  • Cyber Firm SonicWall Says It Was Victim of ‘Sophisticated’ Hack

    The Silicon Valley-based company said in a statement that the two products compromised provide users with remote access to internal resources.

    The attackers exploited so-called “zero days” -- a newly discovered software flaw -- on certain SonicWall remote access products, the company said in a statement.

  • Former manager of Microsoft Taiwan investigated for fraud

    A former manager at the Taiwanese branch of software giant Microsoft was questioned Friday (Jan. 22) about an alleged fraud scam directed against the company.

    In 2016 and 2017, Chang Ming-fang (張銘芳) allegedly colluded with managers of other companies to forge orders to obtain discounts and products at lower prices, UDN reported.

  • School laptops sent by government arrive loaded with malware [iophk: Windows TCO]

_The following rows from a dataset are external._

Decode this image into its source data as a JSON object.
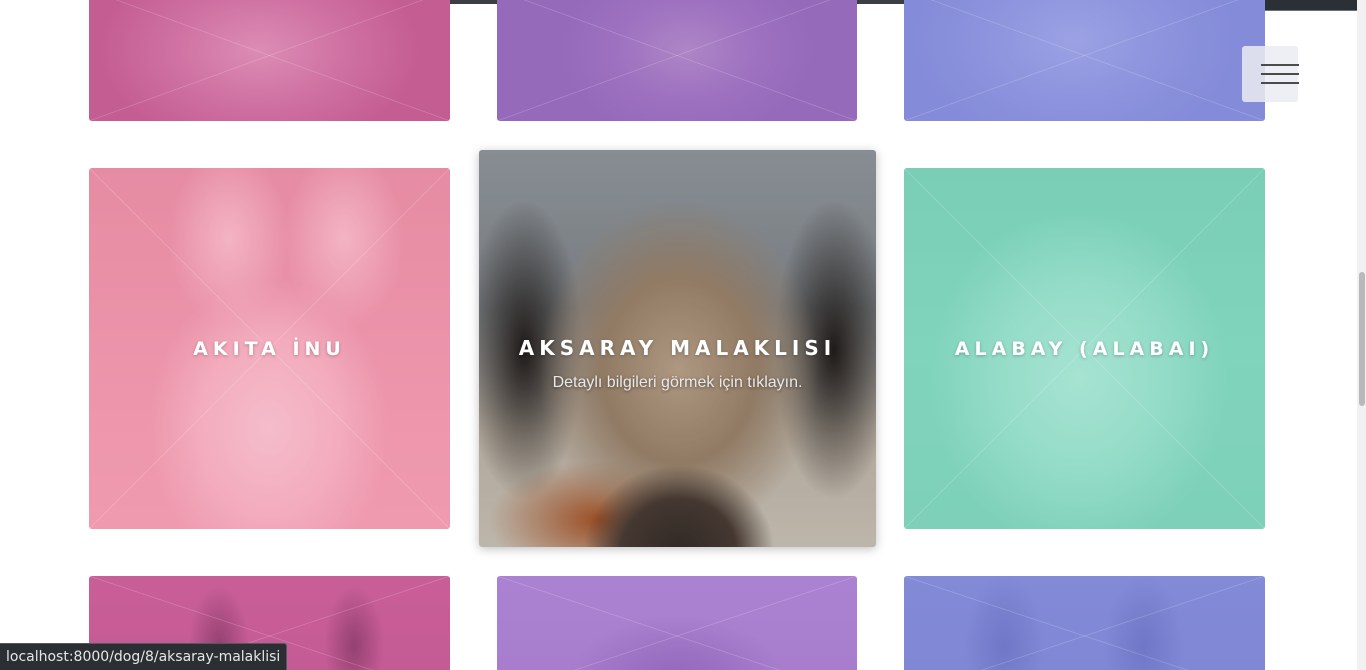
{
  "cards": {
    "top_left": {
      "title": ""
    },
    "top_middle": {
      "title": ""
    },
    "top_right": {
      "title": ""
    },
    "akita": {
      "title": "AKITA İNU"
    },
    "aksaray": {
      "title": "AKSARAY MALAKLISI",
      "subtitle": "Detaylı bilgileri görmek için tıklayın."
    },
    "alabay": {
      "title": "ALABAY (ALABAI)"
    },
    "bottom_left": {
      "title": ""
    },
    "bottom_middle": {
      "title": ""
    },
    "bottom_right": {
      "title": ""
    }
  },
  "menu": {
    "icon": "hamburger-menu-icon"
  },
  "status_bar": {
    "link_url": "localhost:8000/dog/8/aksaray-malaklisi"
  },
  "colors": {
    "pink_magenta": "#c75b95",
    "violet": "#a67ccd",
    "blue_violet": "#8c92dd",
    "pink": "#ee8fa6",
    "teal": "#7fd4bd",
    "white": "#ffffff"
  }
}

    A number of the devices were found to be infected with a "self-propagating network worm", according to the forum, and they also appeared to be contacting Russian servers, one teacher wrote. The Windows-based laptops were specifically infected with Gamarue.1, a worm Microsoft identified in 2012.

  • Ransomware provides the perfect cover

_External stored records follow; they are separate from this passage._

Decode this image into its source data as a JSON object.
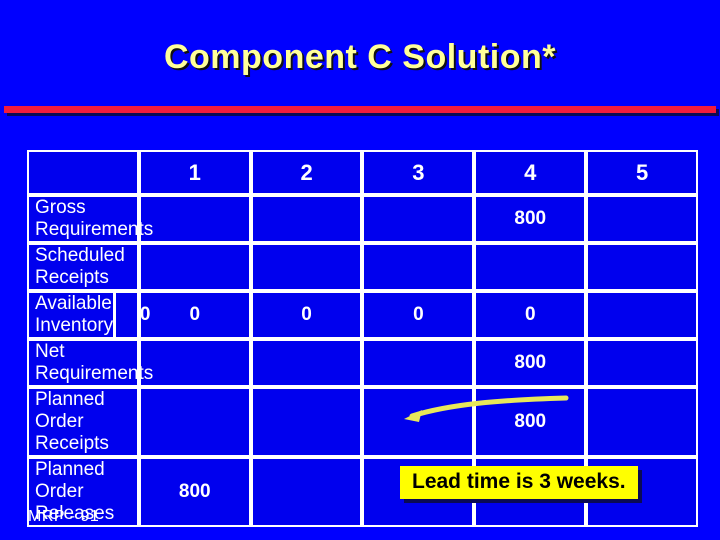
{
  "slide": {
    "title": "Component C Solution*",
    "footer": "MRP - 91",
    "accent_rule_color": "#f21b3f",
    "background_color": "#0000ff",
    "title_color": "#ffff99"
  },
  "table": {
    "corner_label": "",
    "periods": [
      "1",
      "2",
      "3",
      "4",
      "5"
    ],
    "rows": [
      {
        "label": "Gross Requirements",
        "on_hand": null,
        "cells": [
          "",
          "",
          "",
          "800",
          ""
        ]
      },
      {
        "label": "Scheduled Receipts",
        "on_hand": null,
        "cells": [
          "",
          "",
          "",
          "",
          ""
        ]
      },
      {
        "label": "Available Inventory",
        "on_hand": "0",
        "cells": [
          "0",
          "0",
          "0",
          "0",
          ""
        ]
      },
      {
        "label": "Net Requirements",
        "on_hand": null,
        "cells": [
          "",
          "",
          "",
          "800",
          ""
        ]
      },
      {
        "label": "Planned Order Receipts",
        "on_hand": null,
        "cells": [
          "",
          "",
          "",
          "800",
          ""
        ]
      },
      {
        "label": "Planned Order Releases",
        "on_hand": null,
        "cells": [
          "800",
          "",
          "",
          "",
          ""
        ]
      }
    ]
  },
  "annotation": {
    "callout_text": "Lead time is 3 weeks.",
    "callout_bg": "#ffff00",
    "callout_fg": "#000000",
    "arrow_color": "#e8e85a"
  }
}
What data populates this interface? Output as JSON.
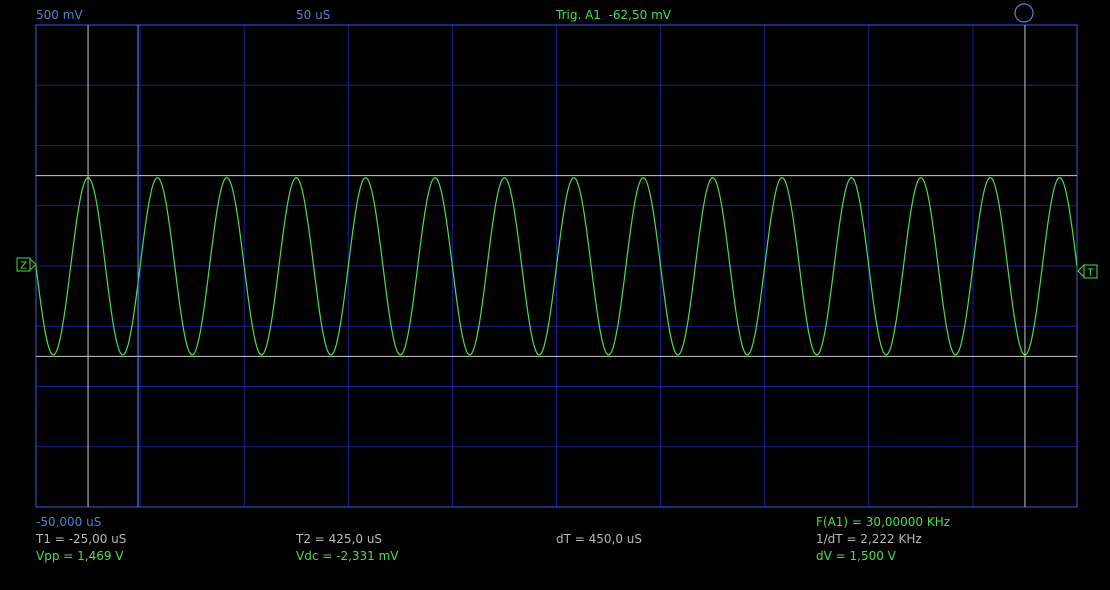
{
  "header": {
    "volts_per_div": "500 mV",
    "time_per_div": "50 uS",
    "trigger_label": "Trig. A1",
    "trigger_level": "-62,50 mV"
  },
  "markers": {
    "zero_marker": "Z",
    "trigger_marker": "T"
  },
  "readouts": {
    "time_offset": "-50,000 uS",
    "t1": "T1 = -25,00 uS",
    "t2": "T2 = 425,0 uS",
    "dt": "dT = 450,0 uS",
    "inv_dt": "1/dT = 2,222 KHz",
    "frequency": "F(A1) = 30,00000 KHz",
    "vpp": "Vpp = 1,469 V",
    "vdc": "Vdc = -2,331 mV",
    "dv": "dV = 1,500 V"
  },
  "colors": {
    "background": "#000000",
    "grid": "#1c1c9a",
    "border": "#3a5ad8",
    "trace": "#46e04a",
    "cursor": "#c8c8c8",
    "cursor_t1": "#5a9ae0",
    "label_blue": "#4f84d4",
    "label_green": "#46e04a"
  },
  "chart_data": {
    "type": "line",
    "xlabel": "",
    "ylabel": "",
    "xlim": [
      -50,
      450
    ],
    "ylim": [
      -2000,
      2000
    ],
    "x_unit": "uS",
    "y_unit": "mV",
    "grid": true,
    "series": [
      {
        "signal": "sine",
        "frequency_khz": 30,
        "amplitude_mv": 735,
        "offset_mv": -2.331
      }
    ],
    "cursors": {
      "t1_us": -25,
      "t2_us": 425,
      "v_upper_mv": 750,
      "v_lower_mv": -750
    }
  }
}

    Look at any list of security challenges that CISOs are most concerned about and you’ll consistently find ransomware on them. It’s no wonder: ransomware attacks cripple organizations due to the costs of downtime, recovery, regulatory penalties, and lost revenue. Unfortunately, cybercriminals have added an extra sting to these attacks: they are using ransomware as a smokescreen to divert security teams from other clandestine activities behind the scenes.

    Attackers are using the noise of ransomware to their advantage as it provides the perfect cover to distract attention so they can take aim at their real target: exfiltrating IP [sic], research, and other valuable data from the corporate network.

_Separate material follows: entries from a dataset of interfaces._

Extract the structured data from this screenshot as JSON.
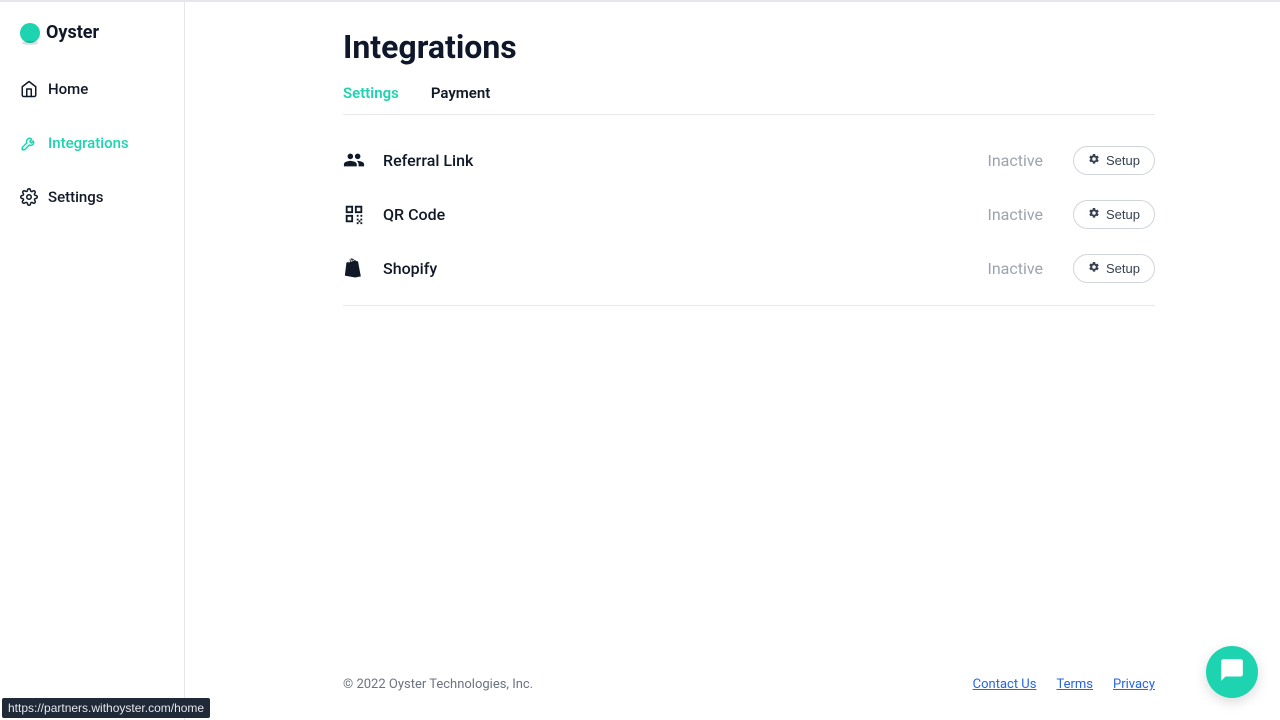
{
  "brand": {
    "name": "Oyster"
  },
  "sidebar": {
    "items": [
      {
        "label": "Home"
      },
      {
        "label": "Integrations"
      },
      {
        "label": "Settings"
      }
    ]
  },
  "page": {
    "title": "Integrations"
  },
  "tabs": [
    {
      "label": "Settings"
    },
    {
      "label": "Payment"
    }
  ],
  "integrations": [
    {
      "label": "Referral Link",
      "status": "Inactive",
      "action": "Setup"
    },
    {
      "label": "QR Code",
      "status": "Inactive",
      "action": "Setup"
    },
    {
      "label": "Shopify",
      "status": "Inactive",
      "action": "Setup"
    }
  ],
  "footer": {
    "copyright": "© 2022 Oyster Technologies, Inc.",
    "links": [
      {
        "label": "Contact Us"
      },
      {
        "label": "Terms"
      },
      {
        "label": "Privacy"
      }
    ]
  },
  "status_url": "https://partners.withoyster.com/home"
}
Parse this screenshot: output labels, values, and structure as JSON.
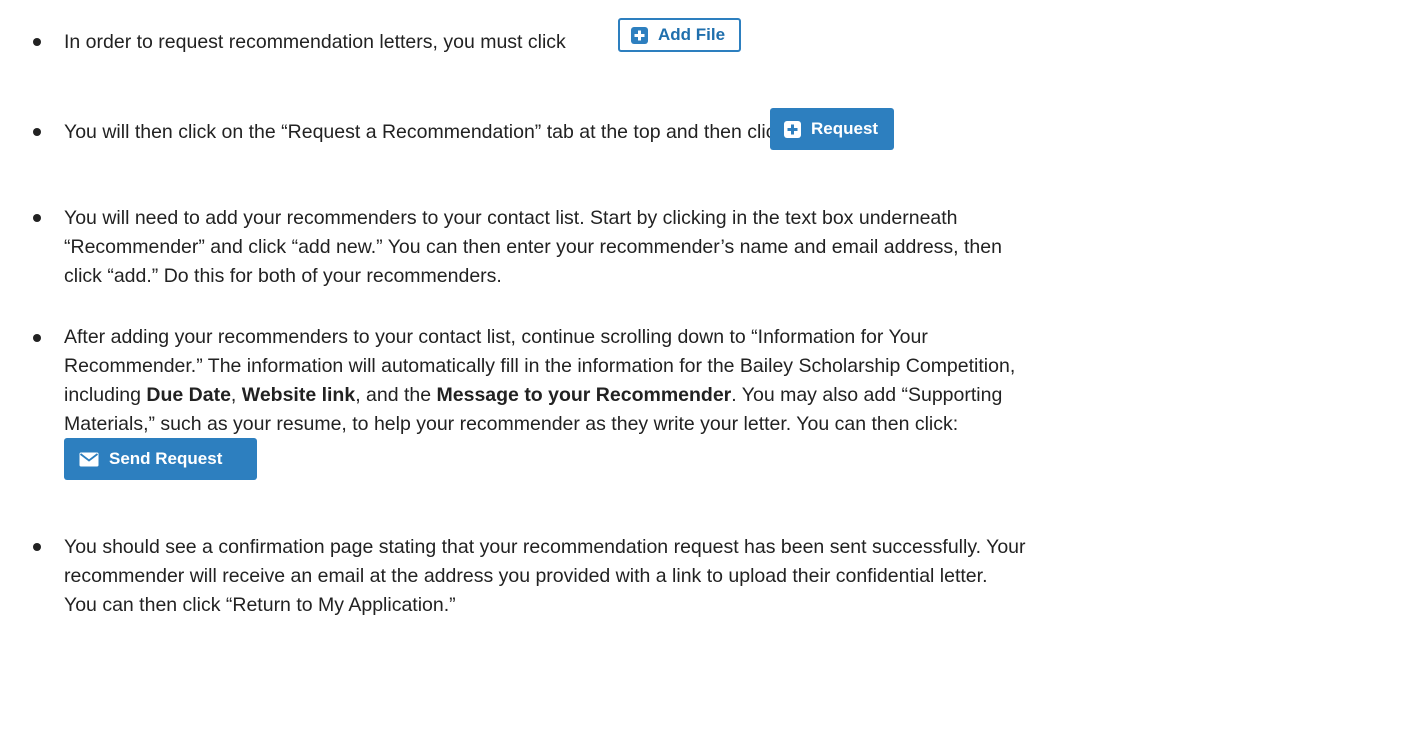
{
  "steps": {
    "step1": {
      "text": "In order to request recommendation letters, you must click",
      "button_label": "Add File",
      "button_icon": "plus-square-icon"
    },
    "step2": {
      "text": "You will then click on the “Request a Recommendation” tab at the top and then click",
      "button_label": "Request",
      "button_icon": "plus-square-icon"
    },
    "step3": {
      "line1": "You will need to add your recommenders to your contact list. Start by clicking in the text box underneath",
      "line2": "“Recommender” and click “add new.” You can then enter your recommender’s name and email address, then",
      "line3": "click “add.” Do this for both of your recommenders."
    },
    "step4": {
      "line1": "After adding your recommenders to your contact list, continue scrolling down to “Information for Your",
      "line2": "Recommender.” The information will automatically fill in the information for the Bailey Scholarship Competition,",
      "line3_a": "including ",
      "line3_due_date": "Due Date",
      "line3_b": ", ",
      "line3_website": "Website link",
      "line3_c": ", and the ",
      "line3_message": "Message to your Recommender",
      "line3_d": ". You may also add “Supporting",
      "line4": "Materials,” such as your resume, to help your recommender as they write your letter. You can then click:",
      "button_label": "Send Request",
      "button_icon": "envelope-icon"
    },
    "step5": {
      "line1": "You should see a confirmation page stating that your recommendation request has been sent successfully. Your",
      "line2": "recommender will receive an email at the address you provided with a link to upload their confidential letter.",
      "line3": "You can then click “Return to My Application.”"
    }
  },
  "colors": {
    "accent": "#2d7fbf",
    "text": "#222222"
  }
}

  • Global ransom DDoS extortionists are retargeting companies

    According to Radware, companies that received this letter also received threats in August and September 2020. Security researchers’ analysis of this new wave of ransom letters suggested that the same threat actors from the middle of 2020 are behind these malicious communications.

    When the DDoS extortion campaign started in August of 2020, a single Bitcoin was worth approximately $10,000. It’s now worth roughly $30,000. The attackers cited this in the latest round of ransom letters, and it represents the impact the rising price of Bitcoin is having on the threat landscape.

    A few hours after receiving the message, organizations were hit by DDoS attacks that exceeded 200 Gbps and lasted over nine hours without slowdown or interruption. A maximum attack size of 237 Gbps was reached with a total duration of nearly 10 hours, the alert warned.

  • Boeing 737 MAX is a reminder of the REAL problem with software | Stop at Zona-M

    And that problem almost never is software.

7 Linux Distros to Look Forward in 2021

Here is a list of most anticipated Linux distributions you should keep an eye on in the year 2021. Read more

Games Leftovers

  • Gaming Like It's 1925: Last Week To Join The Public Domain Game Jam!

    Sign up for the Public Domain Game Jam on itch.io »

  • ujoy(4) added to -current

    With the following commit, Thomas Frohwein (thfr@) added a joystick/gamecontroller driver to -current: [...]

  • The First Online Conference Is Happening Today For The Godot Game Engine - Phoronix

    For those interested in Godot as the premiere open-source 2D/3D game engine or just looking for some interesting technical talks to enjoy this weekend, the first GodotCon Online is today. GodotCon 2021 is the open-source game engine's first entirely online conference for developers, users, and other contributors to this promising open-source project. The YouTube-based event has been running from 8:45 UTC today until 16:00 UTC, but fear not if you missed out as you can already go back and listen to the prior talks in the stream. The recordings will remain available for those wanting to enjoy it in the days ahead. All of the content is free of charge.